In an interview with CBS’ 60 Minutes that aired Sunday, U.S. Secretary of State Antony Blinken said China’s goal is to become the “dominant country in the world” and that President Joe Biden’s administration’s purpose is not to “contain” China, but to instead uphold a so-called “rules-based order” and keep China from undermining it.
In the interview, Blinken described China as “the one country in the world that has the military, economic, diplomatic capacity to undermine or challenge the rules-based order that we, we care so much about and are determined to defend.” Blinken then added, “But I want to be very clear about something, and this is important. Our purpose is not to contain China, to hold it back, to keep it down. It is to uphold this rules-based order that China is posing a challenge to. Anyone who poses a challenge to that order, we’re going to stand up and defend it.”
60 Minutes host Norah O’Donnell then said, “I know you say the goal is not to contain China, but have you ever seen China be so assertive or aggressive militarily?”
“No, we haven’t,” Blinken responded. “I think what we’ve witnessed over the last several years is China acting more repressively at home and more aggressively abroad. That is a fact.”
O’Donnell further asked Blinken what he views is China’s goal.
“I think that over time, China believes that it can be and should be and will be the dominant country in the world,” Blinken responded.

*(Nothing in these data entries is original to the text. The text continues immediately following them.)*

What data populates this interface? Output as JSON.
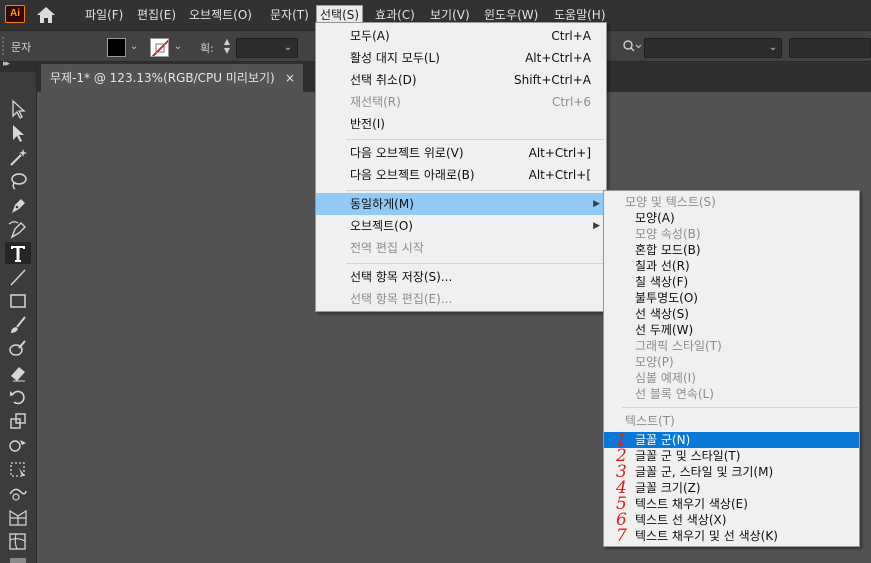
{
  "app": {
    "logo_text": "Ai"
  },
  "menubar": {
    "icons": [
      "home-icon"
    ],
    "items": [
      {
        "label": "파일(F)"
      },
      {
        "label": "편집(E)"
      },
      {
        "label": "오브젝트(O)"
      },
      {
        "label": "문자(T)"
      },
      {
        "label": "선택(S)",
        "active": true
      },
      {
        "label": "효과(C)"
      },
      {
        "label": "보기(V)"
      },
      {
        "label": "윈도우(W)"
      },
      {
        "label": "도움말(H)"
      }
    ]
  },
  "controlbar": {
    "label": "문자",
    "stroke_label": "획:",
    "colors": {
      "fill": "#000000",
      "stroke_none_slash": "#e0211c"
    },
    "search_icon": "search-icon"
  },
  "document_tab": {
    "title": "무제-1* @ 123.13%(RGB/CPU 미리보기)",
    "close_label": "×"
  },
  "tools": [
    "selection-arrow-icon",
    "direct-selection-icon",
    "magic-wand-icon",
    "lasso-icon",
    "pen-icon",
    "curvature-icon",
    "type-icon",
    "line-segment-icon",
    "rectangle-icon",
    "paintbrush-icon",
    "blob-brush-icon",
    "eraser-icon",
    "rotate-icon",
    "scale-icon",
    "shape-builder-icon",
    "free-transform-icon",
    "warp-icon",
    "perspective-grid-icon",
    "mesh-icon",
    "gradient-icon"
  ],
  "select_menu": {
    "items": [
      {
        "label": "모두(A)",
        "shortcut": "Ctrl+A",
        "disabled": false
      },
      {
        "label": "활성 대지 모두(L)",
        "shortcut": "Alt+Ctrl+A",
        "disabled": false
      },
      {
        "label": "선택 취소(D)",
        "shortcut": "Shift+Ctrl+A",
        "disabled": false
      },
      {
        "label": "재선택(R)",
        "shortcut": "Ctrl+6",
        "disabled": true
      },
      {
        "label": "반전(I)",
        "shortcut": "",
        "disabled": false
      },
      {
        "label": "다음 오브젝트 위로(V)",
        "shortcut": "Alt+Ctrl+]",
        "disabled": false
      },
      {
        "label": "다음 오브젝트 아래로(B)",
        "shortcut": "Alt+Ctrl+[",
        "disabled": false
      },
      {
        "label": "동일하게(M)",
        "shortcut": "",
        "disabled": false,
        "submenu": true,
        "highlighted": true
      },
      {
        "label": "오브젝트(O)",
        "shortcut": "",
        "disabled": false,
        "submenu": true
      },
      {
        "label": "전역 편집 시작",
        "shortcut": "",
        "disabled": true
      },
      {
        "label": "선택 항목 저장(S)...",
        "shortcut": "",
        "disabled": false
      },
      {
        "label": "선택 항목 편집(E)...",
        "shortcut": "",
        "disabled": true
      }
    ]
  },
  "same_submenu": {
    "items": [
      {
        "label": "모양 및 텍스트(S)",
        "kind": "header"
      },
      {
        "label": "모양(A)",
        "disabled": false
      },
      {
        "label": "모양 속성(B)",
        "disabled": true
      },
      {
        "label": "혼합 모드(B)",
        "disabled": false
      },
      {
        "label": "칠과 선(R)",
        "disabled": false
      },
      {
        "label": "칠 색상(F)",
        "disabled": false
      },
      {
        "label": "불투명도(O)",
        "disabled": false
      },
      {
        "label": "선 색상(S)",
        "disabled": false
      },
      {
        "label": "선 두께(W)",
        "disabled": false
      },
      {
        "label": "그래픽 스타일(T)",
        "disabled": true
      },
      {
        "label": "모양(P)",
        "disabled": true
      },
      {
        "label": "심볼 예제(I)",
        "disabled": true
      },
      {
        "label": "선 블록 연속(L)",
        "disabled": true
      },
      {
        "label": "텍스트(T)",
        "kind": "header"
      },
      {
        "label": "글꼴 군(N)",
        "number": "1",
        "highlighted": true
      },
      {
        "label": "글꼴 군 및 스타일(T)",
        "number": "2"
      },
      {
        "label": "글꼴 군, 스타일 및 크기(M)",
        "number": "3"
      },
      {
        "label": "글꼴 크기(Z)",
        "number": "4"
      },
      {
        "label": "텍스트 채우기 색상(E)",
        "number": "5"
      },
      {
        "label": "텍스트 선 색상(X)",
        "number": "6"
      },
      {
        "label": "텍스트 채우기 및 선 색상(K)",
        "number": "7"
      }
    ]
  }
}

Blinken also went on to say he thinks a military confrontration with China is “profoundly against the interests of both China and the United States, to get to that point or even head in that direction.”
O’Donnell also asked Blinken about human rights concerns in China’s Xinjiang region, involving the mass internment of ethnic minority groups, like the predominantly Muslim Uyghurs. Blinken said, “We made it clear that we see a genocide taking place against the Uyghurs in Xinjiang. More than a million people have been put into, choose your term, concentration camps, reeducation camps, internment camps.”

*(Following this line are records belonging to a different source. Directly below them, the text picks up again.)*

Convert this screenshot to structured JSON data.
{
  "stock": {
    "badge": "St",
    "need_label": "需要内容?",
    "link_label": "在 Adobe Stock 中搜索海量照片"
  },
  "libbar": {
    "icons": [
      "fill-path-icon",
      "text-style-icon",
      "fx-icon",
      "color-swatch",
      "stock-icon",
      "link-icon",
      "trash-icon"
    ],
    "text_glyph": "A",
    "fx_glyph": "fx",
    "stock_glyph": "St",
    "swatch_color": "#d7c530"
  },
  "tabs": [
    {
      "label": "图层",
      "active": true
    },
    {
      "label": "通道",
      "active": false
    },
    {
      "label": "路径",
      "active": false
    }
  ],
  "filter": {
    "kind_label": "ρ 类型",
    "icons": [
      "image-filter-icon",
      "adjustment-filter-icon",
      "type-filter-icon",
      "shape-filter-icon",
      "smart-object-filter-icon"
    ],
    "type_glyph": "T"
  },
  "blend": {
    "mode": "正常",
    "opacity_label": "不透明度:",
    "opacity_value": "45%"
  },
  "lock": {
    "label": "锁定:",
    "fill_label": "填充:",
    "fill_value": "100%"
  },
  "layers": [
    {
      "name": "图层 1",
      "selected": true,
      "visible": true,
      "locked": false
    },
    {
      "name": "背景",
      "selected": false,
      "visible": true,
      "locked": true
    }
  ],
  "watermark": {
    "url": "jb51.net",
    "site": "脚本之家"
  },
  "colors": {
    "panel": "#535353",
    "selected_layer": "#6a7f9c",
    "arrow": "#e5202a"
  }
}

During the interview, O’Donnell also pressed Blinken to state what redlines the Biden administration would set against China.
“If Xinjiang isn’t a redline with China, than what is,” O’Donnell asked.

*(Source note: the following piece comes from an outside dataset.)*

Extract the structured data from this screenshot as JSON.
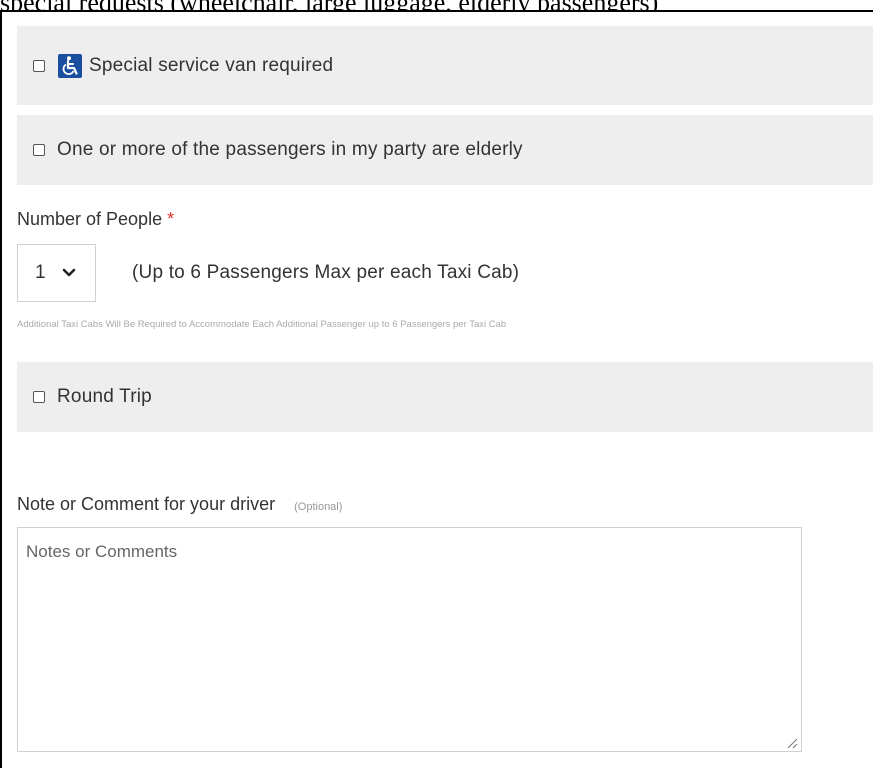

“Look, we don’t have the luxury of not dealing with China,” Blinken responded. “There are real complexities to the relationship, whether it’s the adversarial piece, whether it’s the competitive piece, whether it’s the cooperative piece.”
O’Donnell said China’s alleged theft of billions or even trillions in U.S. intellectual property “sounds like the actions of an enemy.”
Blinken said, “It certainly sounds like the actions of someone who’s trying to compete unfairly and increasingly in adversarial ways.”
Blinken then emphasized countering China with the help of like-minded countries. “We’re much more effective and stronger when we’re bringing like-minded and similarly aggrieved countries together to say to Beijing ‘this can’t stand and it won’t stand.'”